= Requirement =
Note each line of the listing that contains the string "name", and copy it.
┄┄┄┄┄┄┄┄┄┄┄┄┄┄┄┄┄┄┄┄
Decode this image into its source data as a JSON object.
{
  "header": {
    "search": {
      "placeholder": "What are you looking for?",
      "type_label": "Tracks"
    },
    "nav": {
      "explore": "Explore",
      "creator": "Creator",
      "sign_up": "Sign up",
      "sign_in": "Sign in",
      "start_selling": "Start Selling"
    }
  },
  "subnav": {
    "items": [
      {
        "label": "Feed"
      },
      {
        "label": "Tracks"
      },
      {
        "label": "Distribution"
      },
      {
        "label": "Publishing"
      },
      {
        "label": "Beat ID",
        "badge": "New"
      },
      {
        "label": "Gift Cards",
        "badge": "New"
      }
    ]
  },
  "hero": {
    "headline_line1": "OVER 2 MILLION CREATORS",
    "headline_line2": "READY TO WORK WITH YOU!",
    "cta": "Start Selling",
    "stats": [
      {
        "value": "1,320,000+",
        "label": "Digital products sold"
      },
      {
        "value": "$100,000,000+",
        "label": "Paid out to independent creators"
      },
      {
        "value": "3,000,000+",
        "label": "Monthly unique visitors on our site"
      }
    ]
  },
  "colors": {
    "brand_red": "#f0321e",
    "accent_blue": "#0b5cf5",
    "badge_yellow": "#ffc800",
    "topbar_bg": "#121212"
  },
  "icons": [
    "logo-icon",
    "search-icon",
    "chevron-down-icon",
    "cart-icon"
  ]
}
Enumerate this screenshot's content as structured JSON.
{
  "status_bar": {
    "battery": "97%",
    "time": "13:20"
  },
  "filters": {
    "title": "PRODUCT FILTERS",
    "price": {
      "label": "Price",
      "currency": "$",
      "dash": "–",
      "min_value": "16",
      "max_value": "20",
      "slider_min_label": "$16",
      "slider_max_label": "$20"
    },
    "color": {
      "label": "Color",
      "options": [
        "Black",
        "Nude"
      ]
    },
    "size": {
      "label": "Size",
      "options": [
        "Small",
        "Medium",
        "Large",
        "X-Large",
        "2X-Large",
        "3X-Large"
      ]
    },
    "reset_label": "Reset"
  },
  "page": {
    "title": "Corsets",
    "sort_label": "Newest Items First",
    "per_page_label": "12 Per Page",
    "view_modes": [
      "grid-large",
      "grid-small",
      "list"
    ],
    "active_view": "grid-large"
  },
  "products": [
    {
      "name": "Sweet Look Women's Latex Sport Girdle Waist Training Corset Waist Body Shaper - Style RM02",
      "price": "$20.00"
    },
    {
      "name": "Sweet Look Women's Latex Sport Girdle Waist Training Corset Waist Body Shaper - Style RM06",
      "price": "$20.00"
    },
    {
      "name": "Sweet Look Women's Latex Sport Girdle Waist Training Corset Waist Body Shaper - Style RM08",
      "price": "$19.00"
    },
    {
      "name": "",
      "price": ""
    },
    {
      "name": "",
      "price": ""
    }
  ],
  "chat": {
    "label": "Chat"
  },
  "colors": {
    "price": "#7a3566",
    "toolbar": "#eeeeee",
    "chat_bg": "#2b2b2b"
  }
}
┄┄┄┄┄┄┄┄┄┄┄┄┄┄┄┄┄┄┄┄
= Exercise answer =
      "name": "Sweet Look Women's Latex Sport Girdle Waist Training Corset Waist Body Shaper - Style RM02",
      "name": "Sweet Look Women's Latex Sport Girdle Waist Training Corset Waist Body Shaper - Style RM06",
      "name": "Sweet Look Women's Latex Sport Girdle Waist Training Corset Waist Body Shaper - Style RM08",
      "name": "",
      "name": "",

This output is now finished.